Shaanxi focuses on innovation drive

Shaanxi province has stepped up efforts to advance innovation-driven development and protect local ecosystems.

President Xi Jinping said during a visit to the province in 2015 that Shaanxi has entered “a stage of catching up”, and on a visit in April last year he said it needed to “strive to write a new chapter of accelerated growth in the new era”.

Shaanxi played a key role during the revolution as one of the most important bases for the Communist Party of China.

Liu Guozhong, the province’s Party secretary, told a news conference on Wednesday that Shaanxi beefed up efforts to give full play to its innovation potential in the past year.

The province is home to more than 100 universities, 1,500 research institutes, 66 academicians and over 2 million talented technical professionals and has contributed to some major national technology projects, including deep-sea and lunar explorations, making scientific and technological innovation one of the most distinctive advantages it enjoys, Liu said.

However, the innovation system still has much room for improvement, and the commercialization of scientific achievements is far from enough to turn the province’s innovation advantage into a development advantage, he said.

To address that problem, the province launched a platform in March that aims to channel research and development to incubation and industrialization.

The provincial government has invested 45 billion yuan ($7 billion), set up special teams and formulated a three-year plan as well as guidelines to run the platform, which also involves universities, research institutes, enterprises and financial institutions.

The government has also implemented more than 70 preferential measures and granted 100 million yuan of special funds each year for the building of “scientists plus engineers” teams to help them become entrepreneurs, Liu said.

He added the province will continue to pool resources to produce more good results, support high-quality development and be bold in experimenting to stimulate the vitality of talent and form a good environment for innovation and entrepreneurship.

Shaanxi is also an area that plays a crucial ecological role.

The Yellow River runs across the province and the Qinling Mountains, the natural boundary between northern and southern China, support a huge variety of wildlife.

The mountains suffered multiple environmental problems in the past, including the illegal construction of villas, quarrying and pollution of water sources, as revealed in the anti-corruption fight.

“We’ve learned a big lesson,” Liu said, adding that environmental protection has been a top priority ever since.

The government has eradicated illegal construction, logging, mining, hunting and waste discharge, removed all 169 mining areas in the Qinling Mountains’ key protection zone and demolished 63 hydropower stations.

After the rectification, kingdonia, a one-leaf plant known as a natural indicator of an excellent ecosystem, was recently discovered for the first time in the mountains.

The management of the Yellow River is another major project for Shaanxi’s environment protection work.

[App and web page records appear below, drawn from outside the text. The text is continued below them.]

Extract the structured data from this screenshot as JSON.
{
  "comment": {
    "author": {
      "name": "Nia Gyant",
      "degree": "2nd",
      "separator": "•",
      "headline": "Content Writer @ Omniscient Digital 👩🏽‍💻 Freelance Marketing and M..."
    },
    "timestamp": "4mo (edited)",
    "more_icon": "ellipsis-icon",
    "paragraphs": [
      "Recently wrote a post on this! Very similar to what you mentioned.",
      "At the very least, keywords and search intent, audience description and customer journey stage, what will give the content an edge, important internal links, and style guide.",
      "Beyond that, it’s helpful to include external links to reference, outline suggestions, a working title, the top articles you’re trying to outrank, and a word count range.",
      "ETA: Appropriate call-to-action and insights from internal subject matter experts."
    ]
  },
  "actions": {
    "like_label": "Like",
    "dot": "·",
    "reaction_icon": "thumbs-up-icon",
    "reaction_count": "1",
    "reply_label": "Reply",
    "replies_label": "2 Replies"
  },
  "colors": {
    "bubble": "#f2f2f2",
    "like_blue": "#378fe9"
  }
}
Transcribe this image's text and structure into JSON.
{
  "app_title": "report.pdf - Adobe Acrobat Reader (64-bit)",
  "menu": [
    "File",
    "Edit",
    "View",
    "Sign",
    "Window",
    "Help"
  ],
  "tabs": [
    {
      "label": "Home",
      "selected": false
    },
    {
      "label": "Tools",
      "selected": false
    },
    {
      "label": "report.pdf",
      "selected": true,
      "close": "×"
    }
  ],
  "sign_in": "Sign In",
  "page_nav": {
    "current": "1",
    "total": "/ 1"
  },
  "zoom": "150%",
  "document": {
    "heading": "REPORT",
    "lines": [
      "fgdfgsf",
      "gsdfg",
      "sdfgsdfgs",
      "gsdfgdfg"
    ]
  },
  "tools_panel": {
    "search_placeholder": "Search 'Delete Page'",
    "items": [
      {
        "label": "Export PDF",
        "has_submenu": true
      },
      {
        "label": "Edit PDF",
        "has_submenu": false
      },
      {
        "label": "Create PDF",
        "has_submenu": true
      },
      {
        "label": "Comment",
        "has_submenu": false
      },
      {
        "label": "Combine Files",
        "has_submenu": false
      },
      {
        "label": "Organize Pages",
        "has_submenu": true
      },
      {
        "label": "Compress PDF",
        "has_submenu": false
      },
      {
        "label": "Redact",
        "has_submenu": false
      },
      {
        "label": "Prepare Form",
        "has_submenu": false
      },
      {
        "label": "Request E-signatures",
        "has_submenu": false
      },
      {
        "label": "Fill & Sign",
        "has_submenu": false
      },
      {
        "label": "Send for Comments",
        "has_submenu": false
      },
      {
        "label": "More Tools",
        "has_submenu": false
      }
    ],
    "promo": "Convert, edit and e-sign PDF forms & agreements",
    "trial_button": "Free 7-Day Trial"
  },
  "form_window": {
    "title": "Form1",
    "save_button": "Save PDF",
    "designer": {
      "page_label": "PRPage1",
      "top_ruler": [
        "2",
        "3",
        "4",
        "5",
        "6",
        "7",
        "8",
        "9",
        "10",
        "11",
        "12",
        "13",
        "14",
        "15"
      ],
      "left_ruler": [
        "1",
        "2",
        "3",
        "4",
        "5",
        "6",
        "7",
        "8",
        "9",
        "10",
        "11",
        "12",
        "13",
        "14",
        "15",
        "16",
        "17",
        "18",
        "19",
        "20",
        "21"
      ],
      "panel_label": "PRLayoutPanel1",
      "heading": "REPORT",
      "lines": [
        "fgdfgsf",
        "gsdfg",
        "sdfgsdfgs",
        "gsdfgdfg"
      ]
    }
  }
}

The province has planted grass and trees and built dams on the Loess Plateau – the major source of the river’s sediment – to reduce the amount of sand it carries and is strictly controlling sewage to prevent pollution.